> **Supplied information**:
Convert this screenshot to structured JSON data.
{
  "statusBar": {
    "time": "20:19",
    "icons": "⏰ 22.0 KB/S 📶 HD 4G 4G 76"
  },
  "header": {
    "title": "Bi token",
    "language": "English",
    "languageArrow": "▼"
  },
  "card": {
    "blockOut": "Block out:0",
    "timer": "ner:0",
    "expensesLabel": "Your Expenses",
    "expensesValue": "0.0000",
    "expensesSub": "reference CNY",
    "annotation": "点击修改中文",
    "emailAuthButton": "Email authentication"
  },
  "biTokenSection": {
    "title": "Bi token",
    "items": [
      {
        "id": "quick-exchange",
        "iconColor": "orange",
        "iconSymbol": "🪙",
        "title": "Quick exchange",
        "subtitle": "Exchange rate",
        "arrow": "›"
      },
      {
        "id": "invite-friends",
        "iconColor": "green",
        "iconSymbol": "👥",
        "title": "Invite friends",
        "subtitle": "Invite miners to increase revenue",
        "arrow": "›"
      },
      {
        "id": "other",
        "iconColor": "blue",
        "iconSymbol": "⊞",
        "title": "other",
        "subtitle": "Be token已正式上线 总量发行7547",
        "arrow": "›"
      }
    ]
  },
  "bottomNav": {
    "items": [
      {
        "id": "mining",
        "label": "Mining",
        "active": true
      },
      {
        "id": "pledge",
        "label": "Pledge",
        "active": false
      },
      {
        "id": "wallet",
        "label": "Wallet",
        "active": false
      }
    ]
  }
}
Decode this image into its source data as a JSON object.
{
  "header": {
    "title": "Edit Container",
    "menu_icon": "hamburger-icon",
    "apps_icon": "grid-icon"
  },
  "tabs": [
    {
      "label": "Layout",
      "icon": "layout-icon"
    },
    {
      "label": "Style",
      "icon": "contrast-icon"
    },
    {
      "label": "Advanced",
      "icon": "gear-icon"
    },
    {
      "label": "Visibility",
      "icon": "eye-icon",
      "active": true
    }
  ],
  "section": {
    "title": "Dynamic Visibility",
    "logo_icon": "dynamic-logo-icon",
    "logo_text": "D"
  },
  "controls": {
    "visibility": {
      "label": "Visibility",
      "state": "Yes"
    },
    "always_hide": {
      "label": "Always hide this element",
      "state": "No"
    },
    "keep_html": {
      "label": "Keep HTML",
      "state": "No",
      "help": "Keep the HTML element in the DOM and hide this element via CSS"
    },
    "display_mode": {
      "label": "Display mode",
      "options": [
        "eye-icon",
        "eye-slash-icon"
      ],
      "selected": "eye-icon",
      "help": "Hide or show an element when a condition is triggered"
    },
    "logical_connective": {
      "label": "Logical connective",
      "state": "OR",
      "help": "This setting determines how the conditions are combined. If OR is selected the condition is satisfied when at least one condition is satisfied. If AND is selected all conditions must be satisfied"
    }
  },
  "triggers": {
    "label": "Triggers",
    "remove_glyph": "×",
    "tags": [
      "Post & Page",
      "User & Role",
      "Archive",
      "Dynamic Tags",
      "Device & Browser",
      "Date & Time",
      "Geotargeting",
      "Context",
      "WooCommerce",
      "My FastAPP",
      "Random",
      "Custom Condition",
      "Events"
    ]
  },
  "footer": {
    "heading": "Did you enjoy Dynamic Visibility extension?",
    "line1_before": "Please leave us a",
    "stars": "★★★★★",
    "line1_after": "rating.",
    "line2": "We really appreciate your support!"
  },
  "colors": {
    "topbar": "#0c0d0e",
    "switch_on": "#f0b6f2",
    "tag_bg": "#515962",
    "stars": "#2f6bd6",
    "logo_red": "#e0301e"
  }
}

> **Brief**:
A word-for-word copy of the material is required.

> **Result of this exercise**:
Convert this screenshot to structured JSON data.
{
  "statusBar": {
    "time": "20:19",
    "icons": "⏰ 22.0 KB/S 📶 HD 4G 4G 76"
  },
  "header": {
    "title": "Bi token",
    "language": "English",
    "languageArrow": "▼"
  },
  "card": {
    "blockOut": "Block out:0",
    "timer": "ner:0",
    "expensesLabel": "Your Expenses",
    "expensesValue": "0.0000",
    "expensesSub": "reference CNY",
    "annotation": "点击修改中文",
    "emailAuthButton": "Email authentication"
  },
  "biTokenSection": {
    "title": "Bi token",
    "items": [
      {
        "id": "quick-exchange",
        "iconColor": "orange",
        "iconSymbol": "🪙",
        "title": "Quick exchange",
        "subtitle": "Exchange rate",
        "arrow": "›"
      },
      {
        "id": "invite-friends",
        "iconColor": "green",
        "iconSymbol": "👥",
        "title": "Invite friends",
        "subtitle": "Invite miners to increase revenue",
        "arrow": "›"
      },
      {
        "id": "other",
        "iconColor": "blue",
        "iconSymbol": "⊞",
        "title": "other",
        "subtitle": "Be token已正式上线 总量发行7547",
        "arrow": "›"
      }
    ]
  },
  "bottomNav": {
    "items": [
      {
        "id": "mining",
        "label": "Mining",
        "active": true
      },
      {
        "id": "pledge",
        "label": "Pledge",
        "active": false
      },
      {
        "id": "wallet",
        "label": "Wallet",
        "active": false
      }
    ]
  }
}
Decode this image into its source data as a JSON object.
{
  "header": {
    "title": "Edit Container",
    "menu_icon": "hamburger-icon",
    "apps_icon": "grid-icon"
  },
  "tabs": [
    {
      "label": "Layout",
      "icon": "layout-icon"
    },
    {
      "label": "Style",
      "icon": "contrast-icon"
    },
    {
      "label": "Advanced",
      "icon": "gear-icon"
    },
    {
      "label": "Visibility",
      "icon": "eye-icon",
      "active": true
    }
  ],
  "section": {
    "title": "Dynamic Visibility",
    "logo_icon": "dynamic-logo-icon",
    "logo_text": "D"
  },
  "controls": {
    "visibility": {
      "label": "Visibility",
      "state": "Yes"
    },
    "always_hide": {
      "label": "Always hide this element",
      "state": "No"
    },
    "keep_html": {
      "label": "Keep HTML",
      "state": "No",
      "help": "Keep the HTML element in the DOM and hide this element via CSS"
    },
    "display_mode": {
      "label": "Display mode",
      "options": [
        "eye-icon",
        "eye-slash-icon"
      ],
      "selected": "eye-icon",
      "help": "Hide or show an element when a condition is triggered"
    },
    "logical_connective": {
      "label": "Logical connective",
      "state": "OR",
      "help": "This setting determines how the conditions are combined. If OR is selected the condition is satisfied when at least one condition is satisfied. If AND is selected all conditions must be satisfied"
    }
  },
  "triggers": {
    "label": "Triggers",
    "remove_glyph": "×",
    "tags": [
      "Post & Page",
      "User & Role",
      "Archive",
      "Dynamic Tags",
      "Device & Browser",
      "Date & Time",
      "Geotargeting",
      "Context",
      "WooCommerce",
      "My FastAPP",
      "Random",
      "Custom Condition",
      "Events"
    ]
  },
  "footer": {
    "heading": "Did you enjoy Dynamic Visibility extension?",
    "line1_before": "Please leave us a",
    "stars": "★★★★★",
    "line1_after": "rating.",
    "line2": "We really appreciate your support!"
  },
  "colors": {
    "topbar": "#0c0d0e",
    "switch_on": "#f0b6f2",
    "tag_bg": "#515962",
    "stars": "#2f6bd6",
    "logo_red": "#e0301e"
  }
}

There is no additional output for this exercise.